----- Supplied entries -----

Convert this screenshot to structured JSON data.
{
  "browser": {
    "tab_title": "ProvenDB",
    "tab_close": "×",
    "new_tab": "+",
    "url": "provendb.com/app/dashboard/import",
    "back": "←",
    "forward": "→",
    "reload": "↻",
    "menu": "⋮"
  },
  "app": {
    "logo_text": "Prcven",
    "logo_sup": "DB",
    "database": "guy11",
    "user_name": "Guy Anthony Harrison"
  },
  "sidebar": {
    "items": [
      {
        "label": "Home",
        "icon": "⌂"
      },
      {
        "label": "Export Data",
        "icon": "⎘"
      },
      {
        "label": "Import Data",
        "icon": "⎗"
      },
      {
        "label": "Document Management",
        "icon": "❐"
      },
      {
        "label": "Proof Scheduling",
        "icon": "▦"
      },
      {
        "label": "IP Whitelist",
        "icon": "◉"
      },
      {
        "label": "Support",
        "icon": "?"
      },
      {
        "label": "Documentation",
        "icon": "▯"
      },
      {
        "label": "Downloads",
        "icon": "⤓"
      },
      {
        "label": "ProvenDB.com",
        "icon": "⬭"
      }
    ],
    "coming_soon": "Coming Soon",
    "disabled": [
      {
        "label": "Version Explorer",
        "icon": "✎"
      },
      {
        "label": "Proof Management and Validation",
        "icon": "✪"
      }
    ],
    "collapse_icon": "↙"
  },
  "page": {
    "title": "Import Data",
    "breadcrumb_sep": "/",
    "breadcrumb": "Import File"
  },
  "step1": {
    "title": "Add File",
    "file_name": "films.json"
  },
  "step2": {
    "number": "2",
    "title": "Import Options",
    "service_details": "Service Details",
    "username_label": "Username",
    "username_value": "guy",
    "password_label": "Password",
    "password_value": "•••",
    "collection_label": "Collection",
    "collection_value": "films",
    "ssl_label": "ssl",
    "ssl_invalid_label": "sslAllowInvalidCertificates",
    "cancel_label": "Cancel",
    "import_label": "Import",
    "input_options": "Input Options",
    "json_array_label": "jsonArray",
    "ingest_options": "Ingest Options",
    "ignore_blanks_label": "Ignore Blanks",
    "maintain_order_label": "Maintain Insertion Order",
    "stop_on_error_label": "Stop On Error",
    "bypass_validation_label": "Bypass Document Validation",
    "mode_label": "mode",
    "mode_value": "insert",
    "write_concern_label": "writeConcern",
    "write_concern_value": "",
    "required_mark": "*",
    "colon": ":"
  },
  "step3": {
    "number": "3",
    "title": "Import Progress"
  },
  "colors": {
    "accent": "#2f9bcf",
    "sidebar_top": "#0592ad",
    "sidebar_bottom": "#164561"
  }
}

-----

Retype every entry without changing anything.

Convert this screenshot to structured JSON data.
{
  "browser": {
    "tab_title": "ProvenDB",
    "tab_close": "×",
    "new_tab": "+",
    "url": "provendb.com/app/dashboard/import",
    "back": "←",
    "forward": "→",
    "reload": "↻",
    "menu": "⋮"
  },
  "app": {
    "logo_text": "Prcven",
    "logo_sup": "DB",
    "database": "guy11",
    "user_name": "Guy Anthony Harrison"
  },
  "sidebar": {
    "items": [
      {
        "label": "Home",
        "icon": "⌂"
      },
      {
        "label": "Export Data",
        "icon": "⎘"
      },
      {
        "label": "Import Data",
        "icon": "⎗"
      },
      {
        "label": "Document Management",
        "icon": "❐"
      },
      {
        "label": "Proof Scheduling",
        "icon": "▦"
      },
      {
        "label": "IP Whitelist",
        "icon": "◉"
      },
      {
        "label": "Support",
        "icon": "?"
      },
      {
        "label": "Documentation",
        "icon": "▯"
      },
      {
        "label": "Downloads",
        "icon": "⤓"
      },
      {
        "label": "ProvenDB.com",
        "icon": "⬭"
      }
    ],
    "coming_soon": "Coming Soon",
    "disabled": [
      {
        "label": "Version Explorer",
        "icon": "✎"
      },
      {
        "label": "Proof Management and Validation",
        "icon": "✪"
      }
    ],
    "collapse_icon": "↙"
  },
  "page": {
    "title": "Import Data",
    "breadcrumb_sep": "/",
    "breadcrumb": "Import File"
  },
  "step1": {
    "title": "Add File",
    "file_name": "films.json"
  },
  "step2": {
    "number": "2",
    "title": "Import Options",
    "service_details": "Service Details",
    "username_label": "Username",
    "username_value": "guy",
    "password_label": "Password",
    "password_value": "•••",
    "collection_label": "Collection",
    "collection_value": "films",
    "ssl_label": "ssl",
    "ssl_invalid_label": "sslAllowInvalidCertificates",
    "cancel_label": "Cancel",
    "import_label": "Import",
    "input_options": "Input Options",
    "json_array_label": "jsonArray",
    "ingest_options": "Ingest Options",
    "ignore_blanks_label": "Ignore Blanks",
    "maintain_order_label": "Maintain Insertion Order",
    "stop_on_error_label": "Stop On Error",
    "bypass_validation_label": "Bypass Document Validation",
    "mode_label": "mode",
    "mode_value": "insert",
    "write_concern_label": "writeConcern",
    "write_concern_value": "",
    "required_mark": "*",
    "colon": ":"
  },
  "step3": {
    "number": "3",
    "title": "Import Progress"
  },
  "colors": {
    "accent": "#2f9bcf",
    "sidebar_top": "#0592ad",
    "sidebar_bottom": "#164561"
  }
}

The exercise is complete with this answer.